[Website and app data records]

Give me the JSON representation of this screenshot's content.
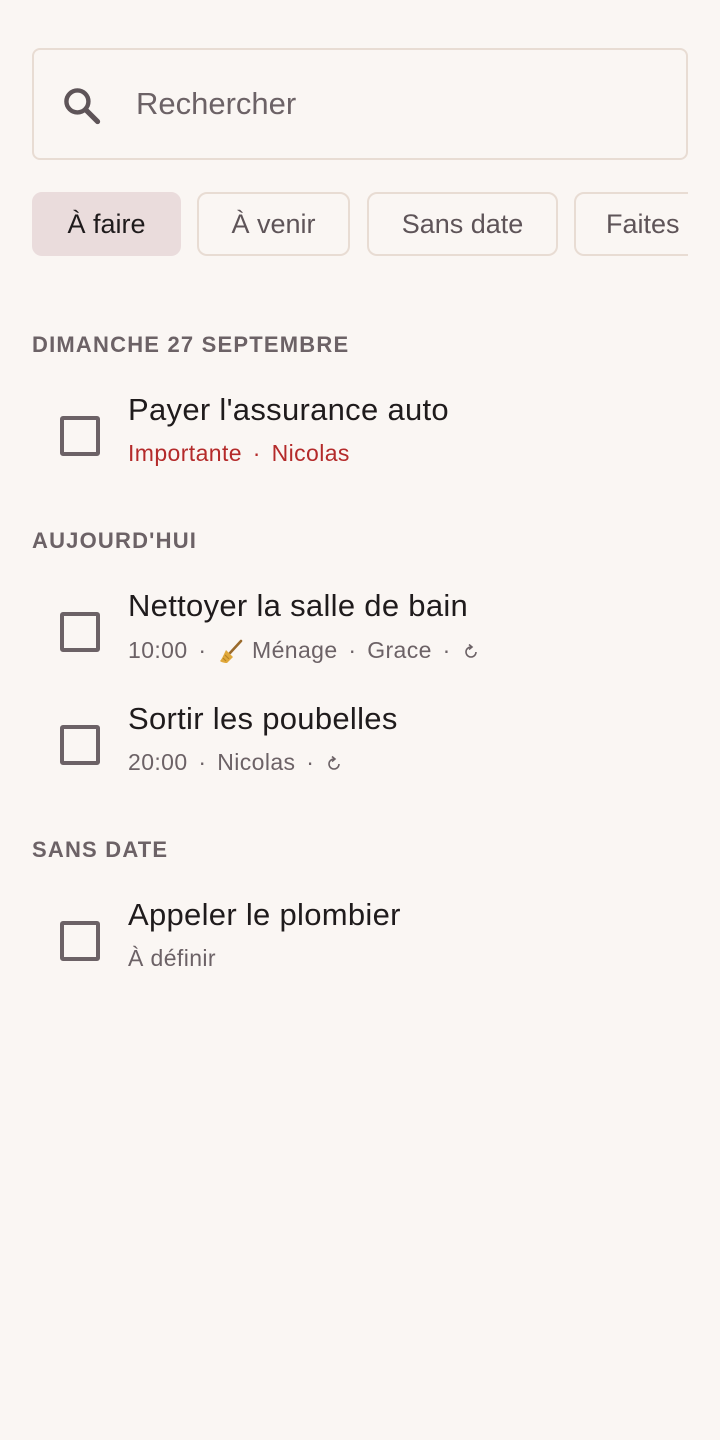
{
  "search": {
    "placeholder": "Rechercher",
    "value": ""
  },
  "filters": [
    {
      "label": "À faire",
      "selected": true
    },
    {
      "label": "À venir",
      "selected": false
    },
    {
      "label": "Sans date",
      "selected": false
    },
    {
      "label": "Faites",
      "selected": false
    }
  ],
  "sections": [
    {
      "header": "DIMANCHE 27 SEPTEMBRE",
      "tasks": [
        {
          "title": "Payer l'assurance auto",
          "priority": "Importante",
          "assignee": "Nicolas",
          "sep": "·"
        }
      ]
    },
    {
      "header": "AUJOURD'HUI",
      "tasks": [
        {
          "title": "Nettoyer la salle de bain",
          "time": "10:00",
          "category_icon": "broom-icon",
          "category": "Ménage",
          "assignee": "Grace",
          "recurring": true,
          "sep": "·"
        },
        {
          "title": "Sortir les poubelles",
          "time": "20:00",
          "assignee": "Nicolas",
          "recurring": true,
          "sep": "·"
        }
      ]
    },
    {
      "header": "SANS DATE",
      "tasks": [
        {
          "title": "Appeler le plombier",
          "note": "À définir"
        }
      ]
    }
  ],
  "colors": {
    "background": "#faf6f3",
    "important": "#b42a2a",
    "chip_selected": "#eadcdc",
    "outline": "#e8dcd3"
  }
}
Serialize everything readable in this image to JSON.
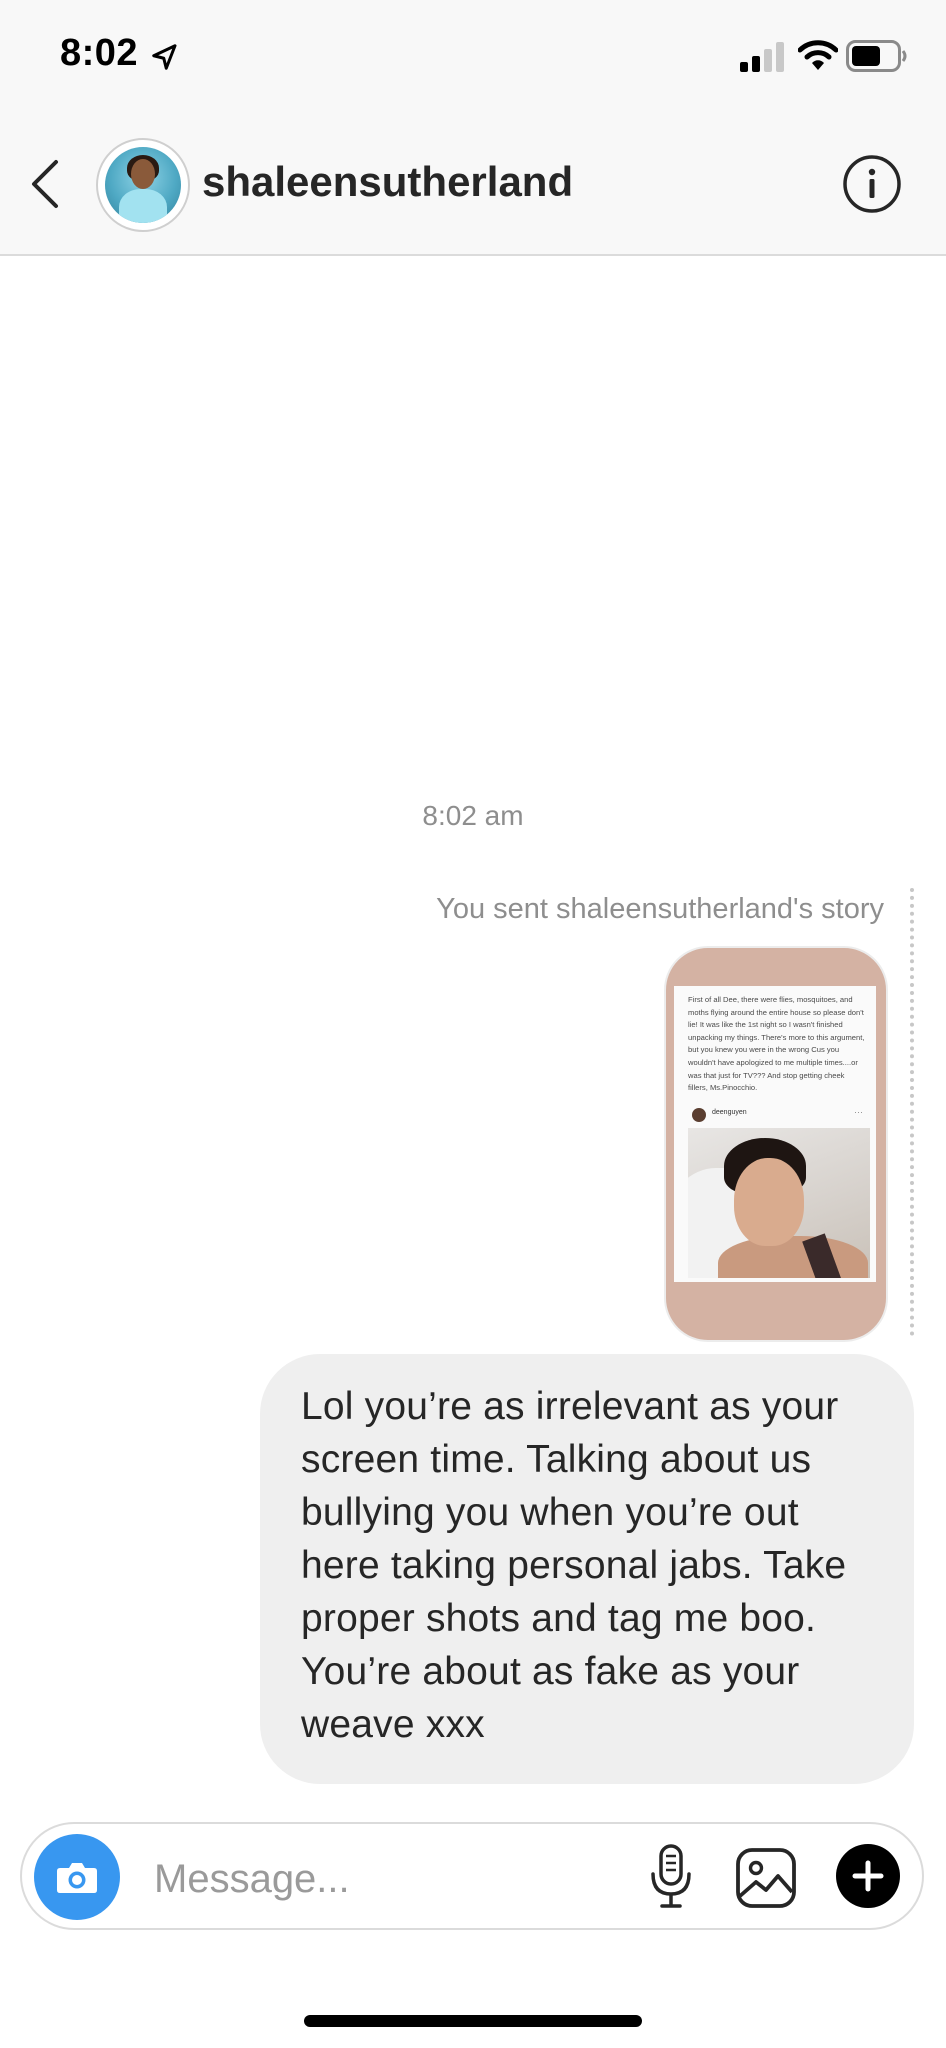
{
  "status_bar": {
    "time": "8:02"
  },
  "header": {
    "username": "shaleensutherland"
  },
  "conversation": {
    "timestamp": "8:02 am",
    "story_caption": "You sent shaleensutherland's story",
    "story_preview": {
      "text": "First of all Dee, there were flies, mosquitoes, and moths flying around the entire house so please don't lie! It was like the 1st night so I wasn't finished unpacking my things. There's more to this argument, but you knew you were in the wrong Cus you wouldn't have apologized to me multiple times....or was that just for TV??? And stop getting cheek fillers, Ms.Pinocchio.",
      "post_username": "deenguyen",
      "post_menu": "···"
    },
    "sent_message": "Lol you’re as irrelevant as your screen time. Talking about us bullying you when you’re out here taking personal jabs. Take proper shots and tag me boo. You’re about as fake as your weave xxx"
  },
  "composer": {
    "placeholder": "Message..."
  },
  "colors": {
    "accent": "#3897f0",
    "bubble": "#efefef",
    "muted_text": "#8e8e8e"
  },
  "icons": [
    "location-arrow-icon",
    "signal-icon",
    "wifi-icon",
    "battery-icon",
    "back-chevron-icon",
    "info-icon",
    "camera-icon",
    "microphone-icon",
    "gallery-icon",
    "plus-icon"
  ]
}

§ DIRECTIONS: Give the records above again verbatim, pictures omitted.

§ TASK RESPONSE:
Give me the JSON representation of this screenshot's content.
{
  "search": {
    "placeholder": "Rechercher",
    "value": ""
  },
  "filters": [
    {
      "label": "À faire",
      "selected": true
    },
    {
      "label": "À venir",
      "selected": false
    },
    {
      "label": "Sans date",
      "selected": false
    },
    {
      "label": "Faites",
      "selected": false
    }
  ],
  "sections": [
    {
      "header": "DIMANCHE 27 SEPTEMBRE",
      "tasks": [
        {
          "title": "Payer l'assurance auto",
          "priority": "Importante",
          "assignee": "Nicolas",
          "sep": "·"
        }
      ]
    },
    {
      "header": "AUJOURD'HUI",
      "tasks": [
        {
          "title": "Nettoyer la salle de bain",
          "time": "10:00",
          "category_icon": "broom-icon",
          "category": "Ménage",
          "assignee": "Grace",
          "recurring": true,
          "sep": "·"
        },
        {
          "title": "Sortir les poubelles",
          "time": "20:00",
          "assignee": "Nicolas",
          "recurring": true,
          "sep": "·"
        }
      ]
    },
    {
      "header": "SANS DATE",
      "tasks": [
        {
          "title": "Appeler le plombier",
          "note": "À définir"
        }
      ]
    }
  ],
  "colors": {
    "background": "#faf6f3",
    "important": "#b42a2a",
    "chip_selected": "#eadcdc",
    "outline": "#e8dcd3"
  }
}
Serialize everything readable in this image to JSON.
{
  "status_bar": {
    "time": "8:02"
  },
  "header": {
    "username": "shaleensutherland"
  },
  "conversation": {
    "timestamp": "8:02 am",
    "story_caption": "You sent shaleensutherland's story",
    "story_preview": {
      "text": "First of all Dee, there were flies, mosquitoes, and moths flying around the entire house so please don't lie! It was like the 1st night so I wasn't finished unpacking my things. There's more to this argument, but you knew you were in the wrong Cus you wouldn't have apologized to me multiple times....or was that just for TV??? And stop getting cheek fillers, Ms.Pinocchio.",
      "post_username": "deenguyen",
      "post_menu": "···"
    },
    "sent_message": "Lol you’re as irrelevant as your screen time. Talking about us bullying you when you’re out here taking personal jabs. Take proper shots and tag me boo. You’re about as fake as your weave xxx"
  },
  "composer": {
    "placeholder": "Message..."
  },
  "colors": {
    "accent": "#3897f0",
    "bubble": "#efefef",
    "muted_text": "#8e8e8e"
  },
  "icons": [
    "location-arrow-icon",
    "signal-icon",
    "wifi-icon",
    "battery-icon",
    "back-chevron-icon",
    "info-icon",
    "camera-icon",
    "microphone-icon",
    "gallery-icon",
    "plus-icon"
  ]
}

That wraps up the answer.